Remember I posted that 2 degrees started with an advantage over Telecom and Vodafone? Well it’s becoming more clear that 2 degrees isn’t interested in competing on a level playing field. No. It wants the government to make life easier for it by forcing its competitors to charge less than they are willing to access their networks. According to NZPA it has a "Drop the Rate, Mate" campaign, which isn't as friendly as it sounds - it wants the government to use force to help its business out.
It wants mobile termination rates (which Vodafone never had regulated in the 17 years it has competed with Telecom) to be regulated because it thinks the cost is too high. Not that it would know since it isn’t interested in building much of a parallel network to the two major players, it never has been. 2 degrees, like Vodafone (when it was owned by BellSouth in the beginning) has few customers, so as a result it pays other mobile phone operators more than it receives in kind.
In fact I recall not long after BellSouth entered the New Zealand market, the CEO of Bellsouth (USA) visited New Zealand, and demanded from the then Minister of Communications (Maurice Williamson) that he regulate Telecom so BellSouth could get a fair share of the market. Williamson told him politely that New Zealand is not the United States, you can’t get politicians to do your bidding in New Zealand as easily as he thought, that BellSouth knew the regulatory environment when it invested and so should actually get out there and compete on its merits. Within a couple of years BellSouth, having underinvested in the network, and done little to attract new customers sold the business to Vodafone, which has been a roaring success.
However, after nearly 9 years of Labour intervening and regulating in the telecommunications sector, 2 degrees isn’t interested in competing on merit, but using the state to give it a hand up – again.
It has former blogger and centre-left (well he is now) journalist Matthew Hooton to do its PR. Moreso it has an interesting ragtag mob of supporters. Consumer New Zealand has always supported regulating producers, so no surprise there. TUANZ is pretty much the same, always using never producing. NZUSA has long been a platform for socialism and the Federation of Maori Authorities has a corporate interest, as it owns the frequencies (thanks to the last Labour government) that 2 degrees uses. However, Federated Farmers is an odd one. I am sure in the interests of fairness, Federated Farmers might agree to the prices of all of its commodities to be reduced so that consumers can pay less for food and woollen items.
Steven Joyce should tell them the same as Maurice Williamson. Go away and compete. 2 degrees already has an advantage in that it didn’t pay a market price for its frequencies, it already doesn’t need to build the infrastructure of Vodafone and Telecom because it is reselling their capacity (by voluntary agreement). Grow up and move on. The last Labour government agreed, it should be a swift dismissal by Joyce.
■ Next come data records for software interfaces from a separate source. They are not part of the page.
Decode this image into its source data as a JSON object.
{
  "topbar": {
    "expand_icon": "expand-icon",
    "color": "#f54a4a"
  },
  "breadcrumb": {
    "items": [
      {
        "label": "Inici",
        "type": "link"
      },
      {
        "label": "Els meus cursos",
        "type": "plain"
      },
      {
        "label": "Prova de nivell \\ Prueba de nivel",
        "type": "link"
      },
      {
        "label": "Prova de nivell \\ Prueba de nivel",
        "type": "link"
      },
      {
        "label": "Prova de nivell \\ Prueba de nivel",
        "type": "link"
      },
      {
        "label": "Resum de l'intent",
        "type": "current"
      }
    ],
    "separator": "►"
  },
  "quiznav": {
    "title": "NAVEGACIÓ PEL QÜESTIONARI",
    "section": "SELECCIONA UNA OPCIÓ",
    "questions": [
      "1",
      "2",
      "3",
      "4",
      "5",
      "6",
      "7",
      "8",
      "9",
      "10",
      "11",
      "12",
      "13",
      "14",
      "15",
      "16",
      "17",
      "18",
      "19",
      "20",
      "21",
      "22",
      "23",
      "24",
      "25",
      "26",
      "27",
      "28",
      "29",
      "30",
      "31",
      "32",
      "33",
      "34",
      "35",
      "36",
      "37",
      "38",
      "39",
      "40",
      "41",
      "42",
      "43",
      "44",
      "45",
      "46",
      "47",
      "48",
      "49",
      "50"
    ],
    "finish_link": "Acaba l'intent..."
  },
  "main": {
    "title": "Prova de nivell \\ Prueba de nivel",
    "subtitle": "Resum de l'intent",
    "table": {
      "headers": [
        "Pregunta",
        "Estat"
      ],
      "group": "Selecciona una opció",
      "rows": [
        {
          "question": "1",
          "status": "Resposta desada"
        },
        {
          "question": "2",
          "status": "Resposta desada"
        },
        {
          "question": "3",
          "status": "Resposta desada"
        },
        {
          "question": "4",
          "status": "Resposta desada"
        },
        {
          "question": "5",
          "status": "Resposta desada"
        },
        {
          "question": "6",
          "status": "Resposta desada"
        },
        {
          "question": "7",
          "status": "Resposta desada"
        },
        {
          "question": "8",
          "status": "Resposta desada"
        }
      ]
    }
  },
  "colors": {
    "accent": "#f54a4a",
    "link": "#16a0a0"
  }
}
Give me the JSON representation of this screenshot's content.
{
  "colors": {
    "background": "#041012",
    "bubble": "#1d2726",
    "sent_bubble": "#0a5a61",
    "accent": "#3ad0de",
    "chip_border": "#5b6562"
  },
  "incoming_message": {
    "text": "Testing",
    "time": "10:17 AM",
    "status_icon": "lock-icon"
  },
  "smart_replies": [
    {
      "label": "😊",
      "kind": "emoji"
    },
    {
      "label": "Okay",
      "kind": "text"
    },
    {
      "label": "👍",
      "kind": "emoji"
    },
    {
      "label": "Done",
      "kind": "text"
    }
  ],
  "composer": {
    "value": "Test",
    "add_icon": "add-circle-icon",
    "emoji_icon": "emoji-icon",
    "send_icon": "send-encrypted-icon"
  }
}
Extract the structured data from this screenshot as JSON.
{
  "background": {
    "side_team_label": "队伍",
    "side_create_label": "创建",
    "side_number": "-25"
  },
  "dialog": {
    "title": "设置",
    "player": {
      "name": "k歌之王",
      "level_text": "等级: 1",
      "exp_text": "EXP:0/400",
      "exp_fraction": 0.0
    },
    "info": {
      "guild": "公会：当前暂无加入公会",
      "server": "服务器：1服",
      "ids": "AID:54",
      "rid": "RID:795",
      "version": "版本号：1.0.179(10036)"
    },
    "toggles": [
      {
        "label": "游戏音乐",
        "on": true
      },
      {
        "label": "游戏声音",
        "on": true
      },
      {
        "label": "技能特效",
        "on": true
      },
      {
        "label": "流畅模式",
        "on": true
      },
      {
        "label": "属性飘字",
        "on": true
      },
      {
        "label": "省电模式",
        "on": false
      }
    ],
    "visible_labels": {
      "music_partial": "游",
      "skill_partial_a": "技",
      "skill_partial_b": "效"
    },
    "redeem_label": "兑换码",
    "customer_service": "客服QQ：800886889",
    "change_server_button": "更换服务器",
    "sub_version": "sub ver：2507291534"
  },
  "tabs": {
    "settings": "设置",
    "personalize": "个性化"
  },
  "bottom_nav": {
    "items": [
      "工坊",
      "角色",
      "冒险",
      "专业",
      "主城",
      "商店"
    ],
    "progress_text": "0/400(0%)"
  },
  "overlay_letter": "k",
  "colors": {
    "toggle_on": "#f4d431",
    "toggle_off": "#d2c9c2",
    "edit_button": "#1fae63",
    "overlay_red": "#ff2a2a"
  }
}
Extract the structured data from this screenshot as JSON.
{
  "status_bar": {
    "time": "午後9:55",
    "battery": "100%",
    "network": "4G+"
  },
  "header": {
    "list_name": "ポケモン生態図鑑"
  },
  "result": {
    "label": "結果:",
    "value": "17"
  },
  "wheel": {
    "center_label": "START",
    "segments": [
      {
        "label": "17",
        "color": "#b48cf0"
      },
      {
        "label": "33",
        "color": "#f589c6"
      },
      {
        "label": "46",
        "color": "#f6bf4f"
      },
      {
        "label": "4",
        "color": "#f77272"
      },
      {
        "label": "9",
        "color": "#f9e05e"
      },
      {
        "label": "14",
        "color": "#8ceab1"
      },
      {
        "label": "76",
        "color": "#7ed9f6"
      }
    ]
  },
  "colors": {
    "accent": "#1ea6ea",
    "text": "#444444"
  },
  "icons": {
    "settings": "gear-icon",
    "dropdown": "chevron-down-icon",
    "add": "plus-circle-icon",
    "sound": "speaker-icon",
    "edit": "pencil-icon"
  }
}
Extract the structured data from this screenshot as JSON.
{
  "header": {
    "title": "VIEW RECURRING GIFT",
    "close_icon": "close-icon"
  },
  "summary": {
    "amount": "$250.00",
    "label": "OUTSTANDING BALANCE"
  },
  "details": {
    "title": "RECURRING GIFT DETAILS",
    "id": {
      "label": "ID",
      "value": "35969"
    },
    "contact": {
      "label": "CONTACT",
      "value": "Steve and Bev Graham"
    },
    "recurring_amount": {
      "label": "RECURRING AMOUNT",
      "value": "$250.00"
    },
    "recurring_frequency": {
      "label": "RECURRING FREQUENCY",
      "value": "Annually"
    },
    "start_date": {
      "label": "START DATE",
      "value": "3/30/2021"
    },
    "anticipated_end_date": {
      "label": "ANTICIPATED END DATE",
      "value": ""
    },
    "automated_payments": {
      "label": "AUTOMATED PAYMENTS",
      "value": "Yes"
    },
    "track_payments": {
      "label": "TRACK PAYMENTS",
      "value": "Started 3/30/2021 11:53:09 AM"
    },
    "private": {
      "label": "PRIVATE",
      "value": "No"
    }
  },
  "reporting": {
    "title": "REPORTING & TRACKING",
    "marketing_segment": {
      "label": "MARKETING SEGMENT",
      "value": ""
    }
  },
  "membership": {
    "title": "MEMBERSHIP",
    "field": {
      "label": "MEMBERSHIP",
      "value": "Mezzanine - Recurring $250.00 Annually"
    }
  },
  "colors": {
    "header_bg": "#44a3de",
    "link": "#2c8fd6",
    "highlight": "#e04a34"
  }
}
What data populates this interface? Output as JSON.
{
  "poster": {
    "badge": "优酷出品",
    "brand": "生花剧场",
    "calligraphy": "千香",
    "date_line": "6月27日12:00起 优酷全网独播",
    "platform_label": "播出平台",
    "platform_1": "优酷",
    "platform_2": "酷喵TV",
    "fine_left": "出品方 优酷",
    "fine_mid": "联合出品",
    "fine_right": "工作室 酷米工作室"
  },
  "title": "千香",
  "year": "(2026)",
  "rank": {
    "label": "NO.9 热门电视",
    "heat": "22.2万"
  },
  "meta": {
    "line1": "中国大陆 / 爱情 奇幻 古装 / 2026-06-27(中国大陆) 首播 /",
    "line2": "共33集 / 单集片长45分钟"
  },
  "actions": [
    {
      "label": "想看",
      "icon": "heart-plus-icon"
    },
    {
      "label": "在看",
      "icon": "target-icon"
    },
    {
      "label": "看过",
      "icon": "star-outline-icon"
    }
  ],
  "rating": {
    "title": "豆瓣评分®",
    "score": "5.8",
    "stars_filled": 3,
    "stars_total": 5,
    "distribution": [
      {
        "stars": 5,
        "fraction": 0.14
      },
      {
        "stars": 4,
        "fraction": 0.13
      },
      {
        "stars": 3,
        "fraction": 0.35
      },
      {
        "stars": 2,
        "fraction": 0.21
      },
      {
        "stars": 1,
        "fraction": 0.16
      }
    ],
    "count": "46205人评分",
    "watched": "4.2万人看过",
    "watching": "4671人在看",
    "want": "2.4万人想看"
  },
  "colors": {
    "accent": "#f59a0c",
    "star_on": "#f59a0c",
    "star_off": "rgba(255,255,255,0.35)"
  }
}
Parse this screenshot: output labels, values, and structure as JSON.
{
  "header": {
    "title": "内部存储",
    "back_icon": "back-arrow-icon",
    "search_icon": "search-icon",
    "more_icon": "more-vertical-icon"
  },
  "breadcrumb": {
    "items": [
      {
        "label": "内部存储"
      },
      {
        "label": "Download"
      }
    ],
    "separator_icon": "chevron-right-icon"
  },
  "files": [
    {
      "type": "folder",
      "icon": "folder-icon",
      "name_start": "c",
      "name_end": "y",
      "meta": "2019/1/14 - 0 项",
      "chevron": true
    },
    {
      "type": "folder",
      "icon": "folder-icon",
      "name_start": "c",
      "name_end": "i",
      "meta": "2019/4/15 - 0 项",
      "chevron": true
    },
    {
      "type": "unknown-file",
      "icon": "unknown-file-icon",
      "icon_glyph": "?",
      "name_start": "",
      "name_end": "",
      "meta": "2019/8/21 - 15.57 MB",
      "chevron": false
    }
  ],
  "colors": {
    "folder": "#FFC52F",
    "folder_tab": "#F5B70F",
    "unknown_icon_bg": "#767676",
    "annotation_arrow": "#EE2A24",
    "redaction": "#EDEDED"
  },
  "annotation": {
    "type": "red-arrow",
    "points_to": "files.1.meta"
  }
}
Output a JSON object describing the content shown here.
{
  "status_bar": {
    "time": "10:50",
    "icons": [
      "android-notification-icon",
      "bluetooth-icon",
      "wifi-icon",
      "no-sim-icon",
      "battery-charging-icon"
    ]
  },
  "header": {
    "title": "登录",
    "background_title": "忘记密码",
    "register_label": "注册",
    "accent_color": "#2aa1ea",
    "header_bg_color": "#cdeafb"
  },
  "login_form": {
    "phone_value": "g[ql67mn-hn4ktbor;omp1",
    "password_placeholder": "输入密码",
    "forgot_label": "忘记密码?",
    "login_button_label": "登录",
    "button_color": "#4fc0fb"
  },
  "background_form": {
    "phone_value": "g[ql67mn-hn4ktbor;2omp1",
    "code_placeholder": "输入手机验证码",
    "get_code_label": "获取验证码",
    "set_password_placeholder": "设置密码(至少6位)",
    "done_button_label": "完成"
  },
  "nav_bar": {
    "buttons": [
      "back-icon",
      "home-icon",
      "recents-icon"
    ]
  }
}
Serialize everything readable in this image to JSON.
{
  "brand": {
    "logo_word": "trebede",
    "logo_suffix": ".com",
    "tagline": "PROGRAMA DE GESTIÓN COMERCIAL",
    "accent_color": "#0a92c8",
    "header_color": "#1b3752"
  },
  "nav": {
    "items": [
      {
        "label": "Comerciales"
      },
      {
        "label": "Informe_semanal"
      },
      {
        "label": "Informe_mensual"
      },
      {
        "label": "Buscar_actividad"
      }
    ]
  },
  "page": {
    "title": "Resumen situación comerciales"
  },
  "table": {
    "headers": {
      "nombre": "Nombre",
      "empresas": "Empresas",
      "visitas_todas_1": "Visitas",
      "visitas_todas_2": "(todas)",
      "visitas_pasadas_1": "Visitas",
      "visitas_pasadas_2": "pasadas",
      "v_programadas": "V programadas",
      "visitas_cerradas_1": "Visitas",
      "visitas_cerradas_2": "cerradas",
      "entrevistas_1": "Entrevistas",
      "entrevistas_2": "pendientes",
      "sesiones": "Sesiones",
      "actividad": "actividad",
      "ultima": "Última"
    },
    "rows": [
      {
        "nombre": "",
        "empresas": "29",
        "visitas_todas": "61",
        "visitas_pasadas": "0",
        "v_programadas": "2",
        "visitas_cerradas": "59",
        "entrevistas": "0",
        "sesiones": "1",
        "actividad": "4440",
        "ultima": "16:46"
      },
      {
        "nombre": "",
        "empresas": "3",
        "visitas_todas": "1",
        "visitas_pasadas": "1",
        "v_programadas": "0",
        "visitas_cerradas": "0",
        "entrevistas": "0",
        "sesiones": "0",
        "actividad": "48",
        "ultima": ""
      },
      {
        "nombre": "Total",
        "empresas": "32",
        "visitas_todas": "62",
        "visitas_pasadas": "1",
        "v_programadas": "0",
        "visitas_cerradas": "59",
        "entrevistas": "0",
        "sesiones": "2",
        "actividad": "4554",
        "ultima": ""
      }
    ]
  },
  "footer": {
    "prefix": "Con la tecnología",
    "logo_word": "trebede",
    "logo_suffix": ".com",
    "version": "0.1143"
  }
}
"Mr Hooton said the new minister would face "ferocious corporate lobbying"." with apparently a large campaign, which wont be cheap, spent on lobbying - money presumably that could be used to build more of a network so less termination charges could be paid.
So, it is pretty clear 2 degrees is NOT a normal private enterprise, but one that seeks to make money through government favours. It would rather waste money engaging in currying favour with government than to build a network so it would need to pay less to its competitors (or indeed to negotiate with its competitors for better rates).
It's a company that believes in using force to get its own way, a company that I don't believe is moral to support.